This book examines several contentious and under-studied criminal career issues using one of the world's most important longitudinal studies, the Cambridge Study in Delinquent Development (CSDD), a longitudinal study of 411 South London boys followed in criminal records to age 40. The analysis reported in the book explores issues related to prevalence, offending frequency, specialization, onset sequences, co-offending, chronicity, career length, and trajectory estimation. The results of the study are considered in the context of developmental/life-course theories, and the authors outline an agenda for criminal career research generally, and within the context of the CSDD specifically.
• Very descriptive • Stated for academics and non-academics alike • Graphics not mathematically oriented
1. Introduction; 2. Literature Review: A. General criminal careers; B. Organize around contentious issues; 3. Data Overview; 4. Prevalence and Incidence; 5. Onset Age and Incidence; 6. Specialization; 7. Onset Sequences; 8. Co-Offending; 9. Chronicity; 10. Offending Trajectories; 11. Career Length; 12. Discussion.
'This is the 5th book reporting the world-renowned Cambridge longitudinal Study of Delinquent Development, and in my view the best! We senior scientists who learned our first criminology facts from the CSDD will want to own this book, as will students newly learning criminology. This book is organised for busy readers' convenience, chapters are very concise, and each is summarised with a list of its new findings. Each chapter ends with a list of as-yet unanswered questions about crime; giving readers great ideas for new research projects! This book is brilliant on theory, it masterfully integrates developmental, life-course, and crime-careers theories, making sense of them all. ‘Key issues’ systematically examines fresh data on onset age, offender prevalence, violence specialization, crime seriousness, career duration, offending frequency, co-offending, chronicity, and developmental trajectories of crime careers. ‘Key issues’ is the best book about crime I have read in 5 years.'

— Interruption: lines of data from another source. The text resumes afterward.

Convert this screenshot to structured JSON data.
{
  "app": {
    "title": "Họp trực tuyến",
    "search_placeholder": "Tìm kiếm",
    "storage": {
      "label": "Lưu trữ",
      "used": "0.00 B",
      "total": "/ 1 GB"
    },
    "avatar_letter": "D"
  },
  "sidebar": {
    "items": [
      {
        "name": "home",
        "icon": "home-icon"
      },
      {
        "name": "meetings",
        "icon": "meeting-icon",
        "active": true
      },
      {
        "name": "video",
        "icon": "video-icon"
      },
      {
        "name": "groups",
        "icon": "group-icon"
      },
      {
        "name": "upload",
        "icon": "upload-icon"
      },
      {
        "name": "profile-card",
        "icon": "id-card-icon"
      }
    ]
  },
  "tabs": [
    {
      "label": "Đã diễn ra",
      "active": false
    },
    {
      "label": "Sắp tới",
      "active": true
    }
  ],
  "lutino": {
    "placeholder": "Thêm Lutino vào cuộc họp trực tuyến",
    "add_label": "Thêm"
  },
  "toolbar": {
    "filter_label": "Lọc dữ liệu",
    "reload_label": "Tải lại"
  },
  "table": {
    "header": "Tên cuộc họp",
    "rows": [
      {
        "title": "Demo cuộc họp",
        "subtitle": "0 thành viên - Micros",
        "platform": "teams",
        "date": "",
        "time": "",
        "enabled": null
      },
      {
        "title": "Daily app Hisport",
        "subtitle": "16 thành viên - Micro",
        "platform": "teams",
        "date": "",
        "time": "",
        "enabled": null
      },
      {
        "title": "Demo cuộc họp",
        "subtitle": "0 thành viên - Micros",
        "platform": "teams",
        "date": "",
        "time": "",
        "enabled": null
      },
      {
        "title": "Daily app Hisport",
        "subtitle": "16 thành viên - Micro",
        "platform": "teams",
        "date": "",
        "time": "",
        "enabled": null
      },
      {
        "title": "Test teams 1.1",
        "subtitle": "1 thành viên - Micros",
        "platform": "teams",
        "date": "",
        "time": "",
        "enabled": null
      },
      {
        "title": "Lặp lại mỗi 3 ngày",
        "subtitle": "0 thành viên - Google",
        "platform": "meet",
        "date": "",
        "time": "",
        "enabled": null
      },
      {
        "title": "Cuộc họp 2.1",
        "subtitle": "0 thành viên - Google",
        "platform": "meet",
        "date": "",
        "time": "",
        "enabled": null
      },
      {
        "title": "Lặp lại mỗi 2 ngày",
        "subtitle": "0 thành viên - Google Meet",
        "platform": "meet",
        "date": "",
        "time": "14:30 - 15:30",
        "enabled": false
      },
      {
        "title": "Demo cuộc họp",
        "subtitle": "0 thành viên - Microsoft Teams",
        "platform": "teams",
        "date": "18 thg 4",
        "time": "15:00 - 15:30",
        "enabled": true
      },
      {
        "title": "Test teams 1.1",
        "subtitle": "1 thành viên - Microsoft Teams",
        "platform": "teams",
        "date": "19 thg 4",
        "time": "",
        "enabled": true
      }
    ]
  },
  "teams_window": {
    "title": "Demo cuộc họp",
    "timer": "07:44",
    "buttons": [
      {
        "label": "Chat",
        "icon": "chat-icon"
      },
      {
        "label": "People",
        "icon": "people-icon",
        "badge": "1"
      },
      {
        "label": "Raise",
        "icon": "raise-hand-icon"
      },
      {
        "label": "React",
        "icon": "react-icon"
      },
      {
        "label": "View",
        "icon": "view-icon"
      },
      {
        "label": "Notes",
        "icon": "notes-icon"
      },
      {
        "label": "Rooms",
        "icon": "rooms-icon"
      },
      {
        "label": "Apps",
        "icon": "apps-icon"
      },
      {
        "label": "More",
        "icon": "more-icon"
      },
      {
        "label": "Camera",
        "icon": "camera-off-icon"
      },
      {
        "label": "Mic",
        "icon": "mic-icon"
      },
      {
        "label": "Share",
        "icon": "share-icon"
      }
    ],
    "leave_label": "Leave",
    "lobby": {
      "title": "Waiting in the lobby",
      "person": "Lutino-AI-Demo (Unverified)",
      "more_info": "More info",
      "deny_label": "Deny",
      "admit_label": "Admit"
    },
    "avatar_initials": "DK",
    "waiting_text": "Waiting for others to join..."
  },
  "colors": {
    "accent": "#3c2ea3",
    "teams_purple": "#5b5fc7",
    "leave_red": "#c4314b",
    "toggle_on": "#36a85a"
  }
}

Terrie Moffitt, Institute of Psychiatry
‘The criminal career paradigm has shaped the empirical study of delinquency and crime for the past quarter century. Using data from The Cambridge Study in Delinquent Development, Piquero, Farrington, and Blumstein present the most thorough and sophisticated investigation of this paradigm to date. Their analyses both replicate earlier core observations and present new, insightful results that advance our understanding of crime across the life-course. The totality of their findings is a quantum leap forward.’ Terence P. Thornberry, University of Colorado